The faculty prioritized creating an accessible co-op program – one that meets the needs of first-generation students who may not have strong networks to rely on for references and other needs.
Listening to the voices of Black-identified students
Additionally, the faculty is working closely with a newly formed Black student advisory group along with Mélanie Knight, professor and advisor to the dean of Arts on Blackness and Black diasporic education.
“Student recommendations from Ryerson’s Anti-Black Racism Campus Climate Review Report emphasized the need to diversify disciplines and programs – not only in terms of curriculum, but internships and placements,” Knight said. “It’s imperative to consult with Black-identified students at the onset of new programs such as the co-op, because it’s important for students to see their voices reflected in policy decisions and programming.”
The Arts student advisory group is working with Sunny Chan, program advisor at the Career and Co-op Centre, to address important issues such as students’ fears around the school-to-work transition, possible structural barriers and mitigating strategies, representation among employers, lack of financial accessibility, social capital and acknowledgement of the daily realities of anti-Black racism.
“It’s important to think about the ways that the co-op program may be inaccessible due to systemic inequalities, especially in considering the employers that are available to students,” said Alicia Pinnock, a student in the advisory group.
“Representation is important and we want to make sure that there are Black-identified employers in the co-op program, so students can imagine themselves working in the industry.
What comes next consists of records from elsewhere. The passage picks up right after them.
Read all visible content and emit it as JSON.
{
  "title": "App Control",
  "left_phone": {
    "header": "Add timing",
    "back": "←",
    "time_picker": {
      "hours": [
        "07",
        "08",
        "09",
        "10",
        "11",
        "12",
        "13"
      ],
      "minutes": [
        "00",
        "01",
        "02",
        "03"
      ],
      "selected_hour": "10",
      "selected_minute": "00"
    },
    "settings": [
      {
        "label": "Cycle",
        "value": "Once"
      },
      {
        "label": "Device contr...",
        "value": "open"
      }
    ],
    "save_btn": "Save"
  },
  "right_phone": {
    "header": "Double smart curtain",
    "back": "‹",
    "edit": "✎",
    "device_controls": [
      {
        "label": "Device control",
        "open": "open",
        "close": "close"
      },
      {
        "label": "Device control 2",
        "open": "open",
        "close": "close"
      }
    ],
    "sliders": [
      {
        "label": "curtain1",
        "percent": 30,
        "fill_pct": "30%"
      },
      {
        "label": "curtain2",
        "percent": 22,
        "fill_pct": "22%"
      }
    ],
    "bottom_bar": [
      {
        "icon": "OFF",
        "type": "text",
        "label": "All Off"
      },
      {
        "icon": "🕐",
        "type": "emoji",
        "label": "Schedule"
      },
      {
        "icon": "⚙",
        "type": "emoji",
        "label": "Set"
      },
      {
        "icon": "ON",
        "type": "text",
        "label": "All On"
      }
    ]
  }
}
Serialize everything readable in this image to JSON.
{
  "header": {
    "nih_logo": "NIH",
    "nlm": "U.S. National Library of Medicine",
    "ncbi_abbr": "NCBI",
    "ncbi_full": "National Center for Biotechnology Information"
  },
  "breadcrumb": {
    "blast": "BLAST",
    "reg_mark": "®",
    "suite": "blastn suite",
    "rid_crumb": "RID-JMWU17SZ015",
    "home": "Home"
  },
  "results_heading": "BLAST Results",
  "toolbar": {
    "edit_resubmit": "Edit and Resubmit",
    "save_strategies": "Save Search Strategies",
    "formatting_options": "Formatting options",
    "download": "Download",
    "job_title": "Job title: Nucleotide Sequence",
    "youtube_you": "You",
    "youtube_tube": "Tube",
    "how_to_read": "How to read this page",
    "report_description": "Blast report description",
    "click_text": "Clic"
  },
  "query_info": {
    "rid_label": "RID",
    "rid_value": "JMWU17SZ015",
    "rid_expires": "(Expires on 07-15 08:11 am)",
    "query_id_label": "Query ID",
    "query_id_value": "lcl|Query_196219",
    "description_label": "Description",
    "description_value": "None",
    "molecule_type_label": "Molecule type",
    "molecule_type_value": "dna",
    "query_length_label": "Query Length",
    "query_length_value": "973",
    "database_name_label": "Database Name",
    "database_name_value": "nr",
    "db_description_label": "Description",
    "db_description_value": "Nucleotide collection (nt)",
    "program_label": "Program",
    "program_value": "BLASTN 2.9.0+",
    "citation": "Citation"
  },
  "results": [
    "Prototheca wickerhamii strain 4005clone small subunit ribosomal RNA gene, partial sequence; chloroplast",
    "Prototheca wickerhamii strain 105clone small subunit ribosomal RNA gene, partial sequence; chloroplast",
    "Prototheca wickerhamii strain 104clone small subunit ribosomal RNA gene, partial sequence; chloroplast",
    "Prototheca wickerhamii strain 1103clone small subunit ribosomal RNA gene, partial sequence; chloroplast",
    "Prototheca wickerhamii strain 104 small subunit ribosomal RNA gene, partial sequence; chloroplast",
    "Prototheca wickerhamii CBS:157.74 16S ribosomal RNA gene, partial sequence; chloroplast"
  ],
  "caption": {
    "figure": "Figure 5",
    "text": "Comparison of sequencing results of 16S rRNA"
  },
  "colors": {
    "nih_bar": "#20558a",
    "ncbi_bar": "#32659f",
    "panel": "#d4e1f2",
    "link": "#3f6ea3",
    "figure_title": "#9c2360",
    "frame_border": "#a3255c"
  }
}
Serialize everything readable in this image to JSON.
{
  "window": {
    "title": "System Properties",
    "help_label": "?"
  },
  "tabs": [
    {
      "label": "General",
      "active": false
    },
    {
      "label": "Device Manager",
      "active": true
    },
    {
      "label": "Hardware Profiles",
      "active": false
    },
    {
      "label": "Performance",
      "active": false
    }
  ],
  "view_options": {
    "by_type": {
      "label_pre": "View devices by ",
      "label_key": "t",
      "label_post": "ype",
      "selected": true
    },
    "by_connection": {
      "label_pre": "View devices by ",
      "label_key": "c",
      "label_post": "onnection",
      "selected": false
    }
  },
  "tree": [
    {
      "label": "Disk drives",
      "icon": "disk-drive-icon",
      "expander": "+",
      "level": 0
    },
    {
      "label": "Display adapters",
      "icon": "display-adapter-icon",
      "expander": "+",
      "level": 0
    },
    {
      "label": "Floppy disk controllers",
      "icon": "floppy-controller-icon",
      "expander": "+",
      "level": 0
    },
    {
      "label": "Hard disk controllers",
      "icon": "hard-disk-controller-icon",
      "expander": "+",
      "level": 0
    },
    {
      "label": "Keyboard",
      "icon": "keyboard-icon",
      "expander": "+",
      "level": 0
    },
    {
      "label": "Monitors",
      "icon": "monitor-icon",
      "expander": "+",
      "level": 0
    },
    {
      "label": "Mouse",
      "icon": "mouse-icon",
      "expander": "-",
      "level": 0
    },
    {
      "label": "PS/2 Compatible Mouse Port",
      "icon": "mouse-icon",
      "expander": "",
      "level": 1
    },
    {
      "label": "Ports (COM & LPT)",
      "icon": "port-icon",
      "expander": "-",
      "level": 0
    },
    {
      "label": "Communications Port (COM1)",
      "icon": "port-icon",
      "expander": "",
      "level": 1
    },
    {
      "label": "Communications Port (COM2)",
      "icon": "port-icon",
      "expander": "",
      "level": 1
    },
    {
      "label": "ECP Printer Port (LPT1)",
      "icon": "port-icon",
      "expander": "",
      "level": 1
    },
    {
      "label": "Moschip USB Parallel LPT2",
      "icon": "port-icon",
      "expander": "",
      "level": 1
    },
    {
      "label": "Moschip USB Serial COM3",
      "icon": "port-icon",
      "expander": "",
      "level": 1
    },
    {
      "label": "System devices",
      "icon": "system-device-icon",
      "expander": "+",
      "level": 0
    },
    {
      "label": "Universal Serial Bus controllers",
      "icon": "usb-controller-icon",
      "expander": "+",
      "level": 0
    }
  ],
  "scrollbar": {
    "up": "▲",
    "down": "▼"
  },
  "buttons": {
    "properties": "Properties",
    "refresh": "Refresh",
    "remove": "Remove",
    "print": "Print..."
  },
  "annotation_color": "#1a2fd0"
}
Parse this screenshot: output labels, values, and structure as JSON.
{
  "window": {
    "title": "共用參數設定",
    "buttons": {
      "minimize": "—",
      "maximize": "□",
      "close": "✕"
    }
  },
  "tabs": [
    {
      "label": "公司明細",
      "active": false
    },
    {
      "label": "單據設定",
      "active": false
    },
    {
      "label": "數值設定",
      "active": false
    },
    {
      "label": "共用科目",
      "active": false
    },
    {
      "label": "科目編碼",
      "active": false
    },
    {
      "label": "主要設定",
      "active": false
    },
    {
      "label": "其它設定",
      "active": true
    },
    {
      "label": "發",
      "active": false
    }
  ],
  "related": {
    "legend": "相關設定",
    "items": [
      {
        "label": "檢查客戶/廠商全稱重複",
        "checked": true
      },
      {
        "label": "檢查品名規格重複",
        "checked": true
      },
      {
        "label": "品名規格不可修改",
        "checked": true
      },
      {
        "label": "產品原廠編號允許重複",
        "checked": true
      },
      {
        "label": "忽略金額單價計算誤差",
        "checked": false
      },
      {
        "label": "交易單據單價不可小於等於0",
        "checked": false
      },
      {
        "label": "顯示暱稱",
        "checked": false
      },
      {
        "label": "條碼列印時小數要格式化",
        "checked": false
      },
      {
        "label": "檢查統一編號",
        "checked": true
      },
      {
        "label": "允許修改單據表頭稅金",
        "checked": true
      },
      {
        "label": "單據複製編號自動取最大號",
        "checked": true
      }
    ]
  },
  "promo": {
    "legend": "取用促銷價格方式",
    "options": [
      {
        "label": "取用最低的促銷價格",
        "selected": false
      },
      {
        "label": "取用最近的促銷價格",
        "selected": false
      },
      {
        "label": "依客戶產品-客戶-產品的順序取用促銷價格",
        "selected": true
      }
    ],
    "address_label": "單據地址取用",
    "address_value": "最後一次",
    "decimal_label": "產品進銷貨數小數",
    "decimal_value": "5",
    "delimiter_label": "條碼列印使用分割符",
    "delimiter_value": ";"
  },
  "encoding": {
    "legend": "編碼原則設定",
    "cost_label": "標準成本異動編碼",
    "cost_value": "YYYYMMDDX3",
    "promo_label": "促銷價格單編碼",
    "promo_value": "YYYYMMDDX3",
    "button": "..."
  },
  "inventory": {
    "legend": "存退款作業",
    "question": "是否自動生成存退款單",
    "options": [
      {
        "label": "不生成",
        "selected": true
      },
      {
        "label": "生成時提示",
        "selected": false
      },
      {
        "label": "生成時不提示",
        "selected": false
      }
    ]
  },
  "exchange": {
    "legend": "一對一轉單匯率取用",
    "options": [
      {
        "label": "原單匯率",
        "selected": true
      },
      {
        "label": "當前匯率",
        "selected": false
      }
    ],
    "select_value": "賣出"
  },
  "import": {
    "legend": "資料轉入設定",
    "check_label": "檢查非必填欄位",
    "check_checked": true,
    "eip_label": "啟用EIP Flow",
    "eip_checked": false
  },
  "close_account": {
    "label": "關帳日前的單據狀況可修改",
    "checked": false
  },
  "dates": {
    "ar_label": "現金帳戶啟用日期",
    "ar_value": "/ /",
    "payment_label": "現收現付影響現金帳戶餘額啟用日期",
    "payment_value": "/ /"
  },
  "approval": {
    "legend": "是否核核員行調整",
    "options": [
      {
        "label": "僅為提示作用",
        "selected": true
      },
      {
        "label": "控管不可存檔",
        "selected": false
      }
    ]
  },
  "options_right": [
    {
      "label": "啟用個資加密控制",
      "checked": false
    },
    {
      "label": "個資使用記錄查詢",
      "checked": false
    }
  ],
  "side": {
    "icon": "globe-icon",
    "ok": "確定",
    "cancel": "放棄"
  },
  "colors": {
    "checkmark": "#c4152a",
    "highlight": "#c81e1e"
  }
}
This can also provide mentorship and additional support when looking for a career after graduation,” Pinnock said.
Multiple approaches to experiential learning
Experiential learning is embedded into each program at Ryerson – whether in the form of internships, co-ops, job shadowing, community-engaged learning, field education, placements and practicums, live actor simulations, service learning, zone learning or experiential-focused courses.
While co-op opportunities will gradually be available for all Arts students, long-standing programs such as international economics and finance and geographic analysis have had mandatory internships for many years. Other programs such as environment and urban sustainability have optional placements. Some also integrate diverse placement opportunities into individual courses.
In collaboration with the Career and Co-op Centre, experiential-based courses such as career integration (SOC 494), field experience (POG 499) and peer learning experience (SSH 500) offer career-integrated learning to Arts students in different ways.
“These courses offer students a concrete career toolkit and opportunities for job shadowing,” said Laura MacKinnon, career education specialist for the Faculty of Arts. “It helps them understand their skills and strengths, create a strong resumé, develop professional networks and effectively job search.”
Introducing more opportunities for students to work while studying has another benefit.
“We know that students who work while they study are more likely to stay enrolled in university and finish their degrees,” said Emily Jones, interim director of the Career and Co-op Centre. “For us, that underscores the importance of offering as many students as possible an opportunity to take co-op, complete an internship, work through Career Boost, or any other way for them to explore their interests.”
With the COVID-19 pandemic accelerating uncertainty in the job market and given the nonlinear career paths that liberal arts students sometimes take, adopting multiple approaches to experiential learning is crucial to offering a holistic education.
For more information and to apply for co-op if you’re a first-year student in one of the four Arts programs, visit the co-op programs website.